Further inside the galleries, Limitless offers two pieces from Sandy Skoglund, renowned for her large and intricate, surreal tableaux. The exhibition brings in a new work from Skoglund, only previously seen in New York. This “chilly” blue Winter wonderland, sets an ambiguous mood with its landscape holding “menacing owls and falling snowflakes with human eyes, and a winter woman enveloped in the cold.” The McNay pairs Winter with a work from their collection, the Cheez Doodles built tableau, The Cocktail Party.
Jennifer Steinkamp, Photograph by Kitman Lee, Courtesy of the artist and Lehmann Maupin, New York, Hong Kong, Seoul, and London.
The show moves from installation sculptures to videos with two works by Jennifer Steinkamp, the “pulsating optical abstract video” X-Ray Eyes and the more recent video, Botanic 3, a “mesmerizing and hypnotic” flower imagery animation. Barilleaux has organized the installation screens so that we can walk between the two works and likely will find ourselves pulled between two distinct moods and reactions.
“The viewer gets in-between them and is kind of assaulted on one side and soothed on the other side,” explains Barilleaux on his very purposeful presentation.
Heightening the immersive possibilities, Barilleaux chose to create a kind of video pavilion for the youngest artist of the show, Martine Gutierrez.

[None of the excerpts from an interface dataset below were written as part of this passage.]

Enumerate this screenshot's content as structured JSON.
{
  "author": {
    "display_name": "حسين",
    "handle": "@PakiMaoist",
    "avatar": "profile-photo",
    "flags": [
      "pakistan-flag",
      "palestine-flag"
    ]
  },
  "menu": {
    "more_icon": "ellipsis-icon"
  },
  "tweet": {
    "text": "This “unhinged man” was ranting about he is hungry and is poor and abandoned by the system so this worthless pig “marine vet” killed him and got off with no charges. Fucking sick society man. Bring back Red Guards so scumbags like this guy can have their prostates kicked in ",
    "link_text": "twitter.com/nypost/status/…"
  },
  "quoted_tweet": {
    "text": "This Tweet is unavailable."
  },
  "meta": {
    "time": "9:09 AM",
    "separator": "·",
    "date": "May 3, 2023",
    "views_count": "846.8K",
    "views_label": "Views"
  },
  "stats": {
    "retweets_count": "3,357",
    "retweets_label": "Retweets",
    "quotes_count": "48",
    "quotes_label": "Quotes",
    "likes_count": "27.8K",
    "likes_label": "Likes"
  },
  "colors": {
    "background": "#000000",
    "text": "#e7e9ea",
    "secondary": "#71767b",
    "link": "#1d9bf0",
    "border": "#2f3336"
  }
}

Four walls create a club-like vibe for Gutierrez’s Clubbing, a video project inspired by fashion, commercials, and music videos.
Limitless ends with a step inside Kusama’s All the Eternal Love I Have for the Pumpkins, the one piece that requires a timed ticket. With a multitude of ways to explore the show and become immersed in the art, Barilleaux believes the show builds “in different kinds of ways as you go through.” Since that timed infinity room ticket means visitors might begin with Eternal Love, that building will be unique for each person.
“It was created so you could see it in two different ways from the beginning to the end or the end to beginning,” says Barilleaux, but later adds of the presentation of the exhibition as a whole, “I was thinking about it as almost a funhouse space. It’s a very dramatic environment that puts you in a certain kind of place mentally and emotionally.”
Coming from different generations and backgrounds and working in different media, the art of these five women might not seem to have much in common besides their gender. And Barilleaux notes the work will certainly evoke very different reactions. “Some are whimsical and have humorous elements. Others are more sublime.”
Yet all the artists have stretched their creativity beyond the borders of the art world. Metaphorically, they’ve excelled at coloring outside the lines. The exhibition’s title describes them all.
“Limitless refers to a lot of things. In the infinity room, it’s limitless imagery. It refers to limitless possibilities,” says Barilleaux, adding that these women have refused to let the art world dictate or constrain them. “That’s become their success. They haven’t been contained or limited by things around them. Some artists are swayed by the times they live in and the trends of the art world. We feel these artists are not; they’re very independent and have stuck to their vision.”
And perhaps their visions free us to step beyond a just-looking role in our relationship with artwork, inspiring us to find limitless ways to experience art.